ASSIGNMENT: Leave the images aside and copy out the whole listing, exact to the word.

DATA SHOWN:
•••••
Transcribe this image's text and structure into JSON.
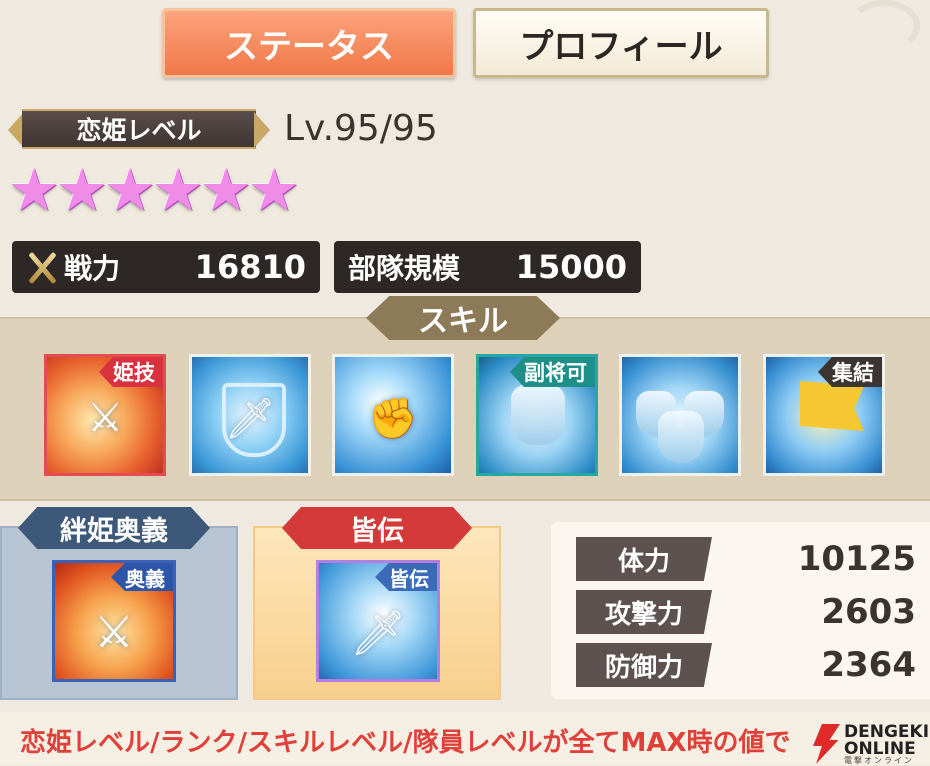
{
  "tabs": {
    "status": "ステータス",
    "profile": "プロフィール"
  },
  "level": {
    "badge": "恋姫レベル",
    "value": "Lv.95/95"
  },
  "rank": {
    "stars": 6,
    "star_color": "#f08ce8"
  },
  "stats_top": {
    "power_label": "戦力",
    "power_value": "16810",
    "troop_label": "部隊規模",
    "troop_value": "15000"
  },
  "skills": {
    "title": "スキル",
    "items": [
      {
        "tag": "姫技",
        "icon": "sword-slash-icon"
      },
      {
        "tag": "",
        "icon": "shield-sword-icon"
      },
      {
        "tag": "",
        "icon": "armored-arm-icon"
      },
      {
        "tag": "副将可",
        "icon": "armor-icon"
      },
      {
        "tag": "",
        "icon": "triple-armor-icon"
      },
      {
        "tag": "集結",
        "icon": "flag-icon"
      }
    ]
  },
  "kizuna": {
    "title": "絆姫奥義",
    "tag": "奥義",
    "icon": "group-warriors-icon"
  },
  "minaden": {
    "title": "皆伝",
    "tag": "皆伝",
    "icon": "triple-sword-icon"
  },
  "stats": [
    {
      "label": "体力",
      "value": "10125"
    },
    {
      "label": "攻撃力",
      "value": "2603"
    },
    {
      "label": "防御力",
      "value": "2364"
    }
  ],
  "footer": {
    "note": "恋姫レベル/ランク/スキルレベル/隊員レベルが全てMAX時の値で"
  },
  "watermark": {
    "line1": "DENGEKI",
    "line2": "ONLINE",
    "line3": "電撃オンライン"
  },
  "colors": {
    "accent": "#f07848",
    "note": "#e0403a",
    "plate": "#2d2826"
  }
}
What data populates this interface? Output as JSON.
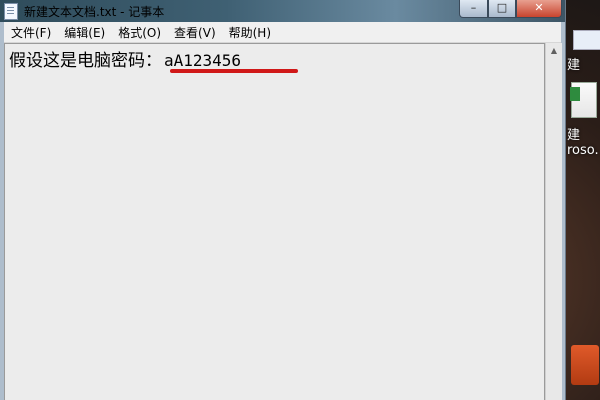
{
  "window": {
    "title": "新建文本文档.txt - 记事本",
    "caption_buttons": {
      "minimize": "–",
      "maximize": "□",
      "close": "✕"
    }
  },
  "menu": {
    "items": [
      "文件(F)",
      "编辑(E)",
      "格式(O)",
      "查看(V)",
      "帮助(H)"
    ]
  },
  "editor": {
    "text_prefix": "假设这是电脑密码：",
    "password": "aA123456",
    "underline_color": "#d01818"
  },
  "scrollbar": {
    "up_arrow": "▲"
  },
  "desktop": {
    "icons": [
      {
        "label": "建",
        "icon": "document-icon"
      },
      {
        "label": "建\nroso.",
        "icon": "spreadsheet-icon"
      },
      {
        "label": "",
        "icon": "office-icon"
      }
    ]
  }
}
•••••
SOLUTION FOR THIS TASK:
Transcribe this image's text and structure into JSON.
{
  "tabs": {
    "status": "ステータス",
    "profile": "プロフィール"
  },
  "level": {
    "badge": "恋姫レベル",
    "value": "Lv.95/95"
  },
  "rank": {
    "stars": 6,
    "star_color": "#f08ce8"
  },
  "stats_top": {
    "power_label": "戦力",
    "power_value": "16810",
    "troop_label": "部隊規模",
    "troop_value": "15000"
  },
  "skills": {
    "title": "スキル",
    "items": [
      {
        "tag": "姫技",
        "icon": "sword-slash-icon"
      },
      {
        "tag": "",
        "icon": "shield-sword-icon"
      },
      {
        "tag": "",
        "icon": "armored-arm-icon"
      },
      {
        "tag": "副将可",
        "icon": "armor-icon"
      },
      {
        "tag": "",
        "icon": "triple-armor-icon"
      },
      {
        "tag": "集結",
        "icon": "flag-icon"
      }
    ]
  },
  "kizuna": {
    "title": "絆姫奥義",
    "tag": "奥義",
    "icon": "group-warriors-icon"
  },
  "minaden": {
    "title": "皆伝",
    "tag": "皆伝",
    "icon": "triple-sword-icon"
  },
  "stats": [
    {
      "label": "体力",
      "value": "10125"
    },
    {
      "label": "攻撃力",
      "value": "2603"
    },
    {
      "label": "防御力",
      "value": "2364"
    }
  ],
  "footer": {
    "note": "恋姫レベル/ランク/スキルレベル/隊員レベルが全てMAX時の値で"
  },
  "watermark": {
    "line1": "DENGEKI",
    "line2": "ONLINE",
    "line3": "電撃オンライン"
  },
  "colors": {
    "accent": "#f07848",
    "note": "#e0403a",
    "plate": "#2d2826"
  }
}
What data populates this interface? Output as JSON.
{
  "window": {
    "title": "新建文本文档.txt - 记事本",
    "caption_buttons": {
      "minimize": "–",
      "maximize": "□",
      "close": "✕"
    }
  },
  "menu": {
    "items": [
      "文件(F)",
      "编辑(E)",
      "格式(O)",
      "查看(V)",
      "帮助(H)"
    ]
  },
  "editor": {
    "text_prefix": "假设这是电脑密码：",
    "password": "aA123456",
    "underline_color": "#d01818"
  },
  "scrollbar": {
    "up_arrow": "▲"
  },
  "desktop": {
    "icons": [
      {
        "label": "建",
        "icon": "document-icon"
      },
      {
        "label": "建\nroso.",
        "icon": "spreadsheet-icon"
      },
      {
        "label": "",
        "icon": "office-icon"
      }
    ]
  }
}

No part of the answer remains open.